Sunday, November 11, 2007

Hauerwas at the University of Minnesota

Last Thursday I walked across the Mississippi river to hear Stanley Hauerwas speak on the West Bank of the U of M campus. He was giving the 12th Annual Holmer Memorial Lecture, sponsored by the Maclaurin Institute (whose admirable mission is to "bring God into the marketplace of ideas" on the Minnesota campus). The event was a rare opportunity for those of us at this public university to hear from an honest-to-goodness Christian theologian and, appropriately, Hauerwas spoke about the role of theology in the modern university, the subject of his most recent book.

Since you can read a good summary of his remarks here, I won't try to recreate the lecture.
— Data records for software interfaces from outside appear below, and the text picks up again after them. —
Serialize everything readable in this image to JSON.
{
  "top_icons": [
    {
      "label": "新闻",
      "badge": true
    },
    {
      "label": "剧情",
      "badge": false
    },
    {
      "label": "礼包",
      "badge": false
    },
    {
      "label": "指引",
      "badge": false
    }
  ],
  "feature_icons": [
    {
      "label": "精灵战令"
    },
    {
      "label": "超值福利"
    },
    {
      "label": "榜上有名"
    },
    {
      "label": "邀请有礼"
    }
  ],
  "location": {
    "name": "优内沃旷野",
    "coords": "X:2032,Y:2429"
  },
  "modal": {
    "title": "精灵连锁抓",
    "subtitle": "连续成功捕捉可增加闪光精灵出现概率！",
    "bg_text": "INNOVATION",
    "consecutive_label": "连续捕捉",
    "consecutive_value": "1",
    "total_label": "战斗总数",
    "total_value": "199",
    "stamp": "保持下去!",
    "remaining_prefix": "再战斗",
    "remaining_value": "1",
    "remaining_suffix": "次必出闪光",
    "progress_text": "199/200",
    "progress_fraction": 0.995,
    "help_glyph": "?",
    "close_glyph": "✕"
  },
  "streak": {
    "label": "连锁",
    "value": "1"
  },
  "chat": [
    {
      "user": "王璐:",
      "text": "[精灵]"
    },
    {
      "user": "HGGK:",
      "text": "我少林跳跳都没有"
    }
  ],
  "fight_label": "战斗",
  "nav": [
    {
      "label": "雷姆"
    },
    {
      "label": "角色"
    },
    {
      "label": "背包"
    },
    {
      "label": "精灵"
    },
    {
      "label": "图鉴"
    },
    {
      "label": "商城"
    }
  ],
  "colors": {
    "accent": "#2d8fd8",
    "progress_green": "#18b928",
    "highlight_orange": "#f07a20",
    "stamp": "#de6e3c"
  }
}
I generally agree with his main point that we need to find a way to bring theology back into higher education. The university needs theology, and theology needs the university.

I had never heard Hauerwas speak before but I've read plenty of stories concerning his explosive and colorful personality. So I naturally went in with high expectations. Hauerwas, though, was surprisingly tame, using occasional profanity but never reaching a full boil. Despite this, he made a number of memorable comments, especially in the question-and-answer section. For instance, he said "I'm a theocrat but I'm also a pacifist. And I don't know how to rule the world nonviolently, but I'd like to have the chance." Also, "For a Christian college to offer the same education as a public school but say that they're educating the 'whole person', that's bullshit. That's not Christianity, that's just hand-holding." In response to a question about Bob Jones University, he said "Bob Jones, they're just dumb, it needs to be said. It's sort of a learned ignorance, but they know nothing about Christianity, that's their problem."

I enjoyed the lecture but it raised a question that perhaps some of my readers can answer: why do academics in the humanities read their lectures straight off the page? I've always found this strange and somewhat annoying. In the sciences, we speak freely in our lectures, with nothing prepared except our visual aids or a few notes. Such talks are more natural and pleasant to hear than someone monotonously reading. Thankfully, Hauweras often departed from his prepared text, and it was in those moments when he was most genuine and interesting. I wished the entire lecture was that way. If scientists and preachers can speak in public with only notes, why can't English or theology professors? Why do we expect so little from them with regards to presentation style?

1 comment:

CPA said...

Maybe it's because in the humanities, the words themselves function like the equations do in science. The exact form of the words has to be right for the formulation to be right. Imagine listening to a mathematical lecture in which all the equations were not given fixed written form, but just approximated off the cuff. That is what an off the cuff humanities lecture might feel like, especially in topics like philosophy.

On the other hand, we might just be nervous and insecure. After all, most of the populace regards what we do as worthless anyway.